- **Problem to solve**
Produce a word-for-word copy of the line that contains "Convert this screenshot" and each line after it through the end of the material, omitting pictures and all other lines.

══ Supplied material ══

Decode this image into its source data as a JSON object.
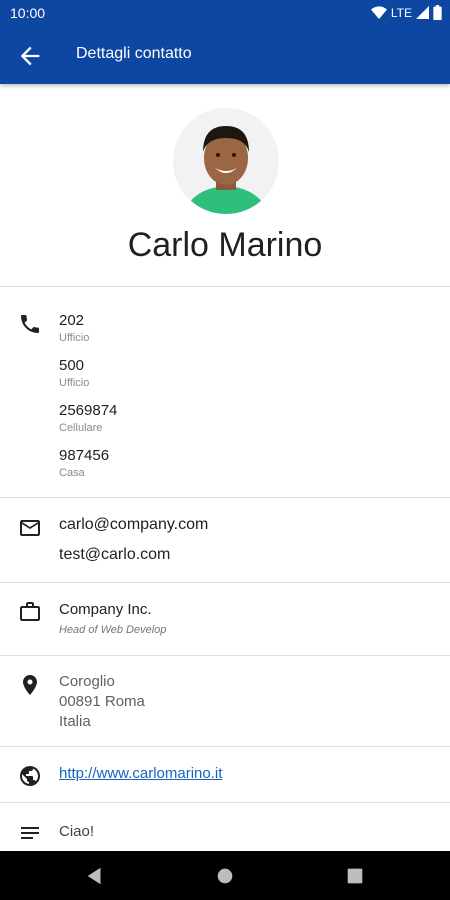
{
  "status": {
    "time": "10:00",
    "network": "LTE"
  },
  "appbar": {
    "title": "Dettagli contatto"
  },
  "contact": {
    "name": "Carlo Marino"
  },
  "phones": [
    {
      "number": "202",
      "type": "Ufficio"
    },
    {
      "number": "500",
      "type": "Ufficio"
    },
    {
      "number": "2569874",
      "type": "Cellulare"
    },
    {
      "number": "987456",
      "type": "Casa"
    }
  ],
  "emails": [
    "carlo@company.com",
    "test@carlo.com"
  ],
  "company": {
    "name": "Company Inc.",
    "title": "Head of Web Develop"
  },
  "address": {
    "line1": "Coroglio",
    "line2": "00891 Roma",
    "line3": "Italia"
  },
  "website": "http://www.carlomarino.it",
  "note": "Ciao!",
  "colors": {
    "primary": "#0d47a1",
    "link": "#1565c0"
  }
}
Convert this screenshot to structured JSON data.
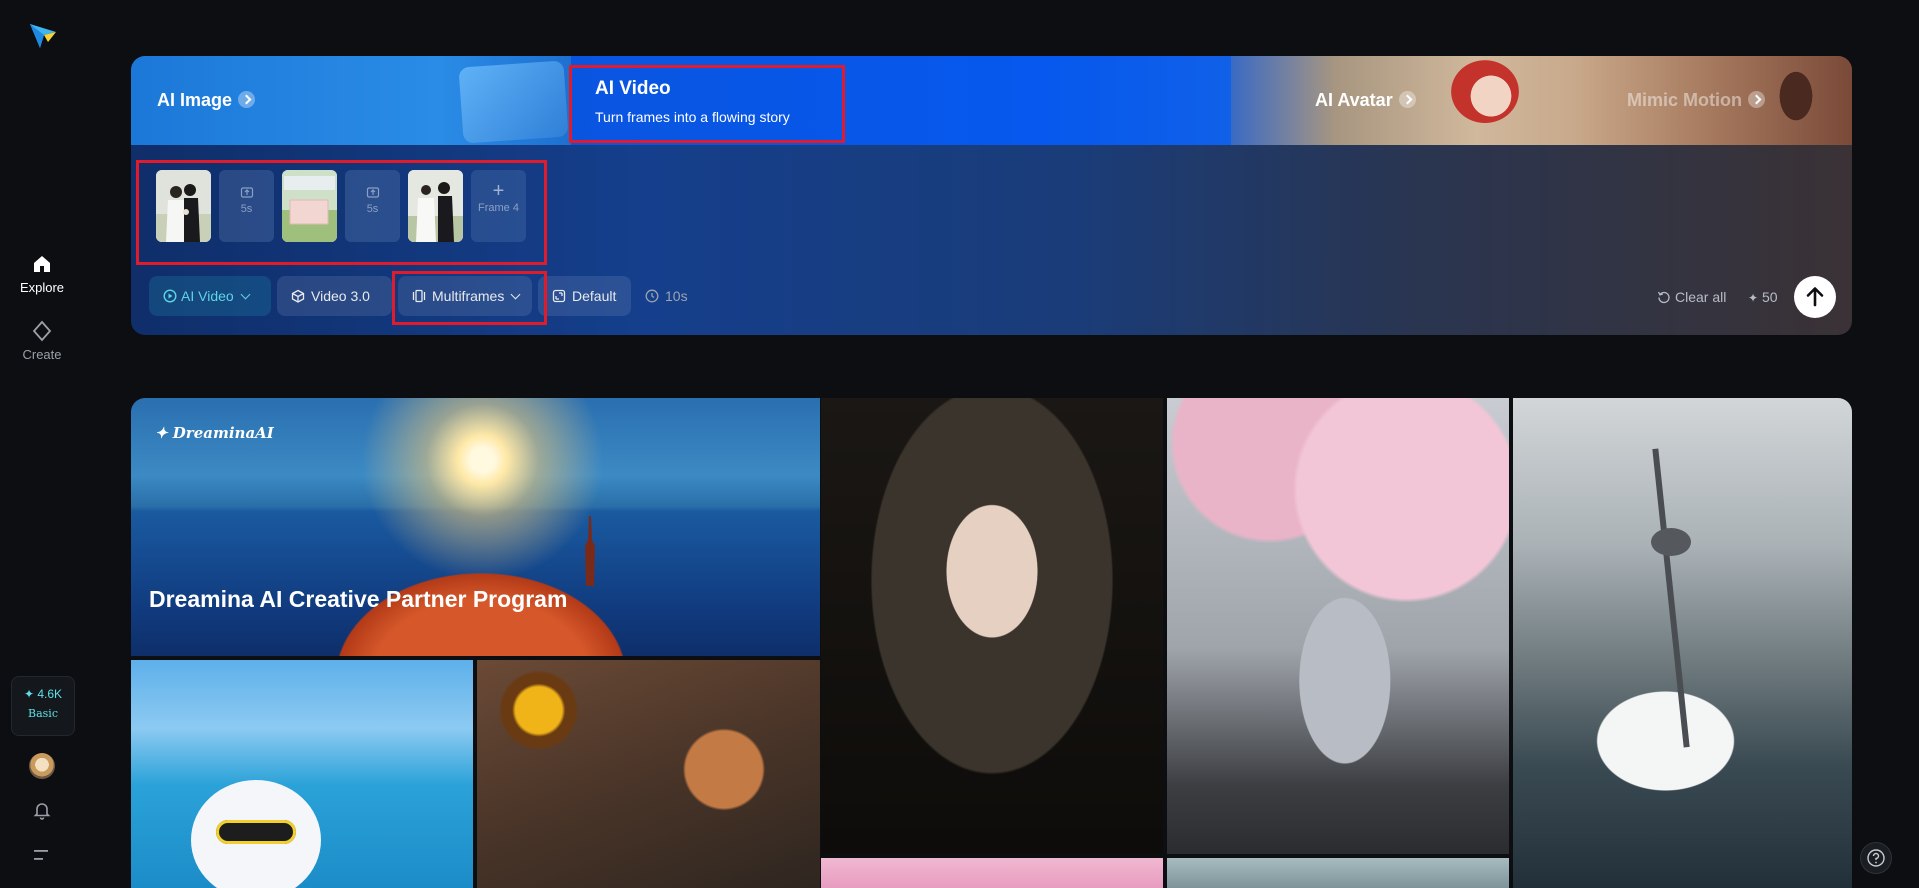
{
  "sidebar": {
    "nav": [
      {
        "label": "Explore",
        "icon": "home-icon",
        "active": true
      },
      {
        "label": "Create",
        "icon": "diamond-icon",
        "active": false
      }
    ],
    "credits": {
      "value": "✦ 4.6K",
      "plan": "Basic"
    }
  },
  "hero": {
    "tabs": [
      {
        "label": "AI Image",
        "icon": "whale-icon"
      },
      {
        "label": "AI Video",
        "subtitle": "Turn frames into a flowing story",
        "icon": "plane-icon",
        "active": true
      },
      {
        "label": "AI Avatar",
        "icon": "girl-avatar-icon"
      },
      {
        "label": "Mimic Motion",
        "icon": "dancer-icon"
      }
    ],
    "frames": [
      {
        "type": "photo"
      },
      {
        "type": "slot",
        "duration": "5s"
      },
      {
        "type": "photo"
      },
      {
        "type": "slot",
        "duration": "5s"
      },
      {
        "type": "photo"
      },
      {
        "type": "add",
        "label": "Frame 4"
      }
    ],
    "toolbar": {
      "mode": "AI Video",
      "model": "Video 3.0",
      "frames_mode": "Multiframes",
      "style": "Default",
      "duration": "10s"
    },
    "clear_label": "Clear all",
    "cost": "50"
  },
  "gallery": {
    "banner_brand": "DreaminaAI",
    "banner_title": "Dreamina AI Creative Partner Program"
  },
  "colors": {
    "accent": "#5fd4e6",
    "highlight": "#e01b2b",
    "tab_video": "#0658ee",
    "background": "#0c0e12"
  }
}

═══

- **Reply**
Convert this screenshot to structured JSON data.
{
  "sidebar": {
    "nav": [
      {
        "label": "Explore",
        "icon": "home-icon",
        "active": true
      },
      {
        "label": "Create",
        "icon": "diamond-icon",
        "active": false
      }
    ],
    "credits": {
      "value": "✦ 4.6K",
      "plan": "Basic"
    }
  },
  "hero": {
    "tabs": [
      {
        "label": "AI Image",
        "icon": "whale-icon"
      },
      {
        "label": "AI Video",
        "subtitle": "Turn frames into a flowing story",
        "icon": "plane-icon",
        "active": true
      },
      {
        "label": "AI Avatar",
        "icon": "girl-avatar-icon"
      },
      {
        "label": "Mimic Motion",
        "icon": "dancer-icon"
      }
    ],
    "frames": [
      {
        "type": "photo"
      },
      {
        "type": "slot",
        "duration": "5s"
      },
      {
        "type": "photo"
      },
      {
        "type": "slot",
        "duration": "5s"
      },
      {
        "type": "photo"
      },
      {
        "type": "add",
        "label": "Frame 4"
      }
    ],
    "toolbar": {
      "mode": "AI Video",
      "model": "Video 3.0",
      "frames_mode": "Multiframes",
      "style": "Default",
      "duration": "10s"
    },
    "clear_label": "Clear all",
    "cost": "50"
  },
  "gallery": {
    "banner_brand": "DreaminaAI",
    "banner_title": "Dreamina AI Creative Partner Program"
  },
  "colors": {
    "accent": "#5fd4e6",
    "highlight": "#e01b2b",
    "tab_video": "#0658ee",
    "background": "#0c0e12"
  }
}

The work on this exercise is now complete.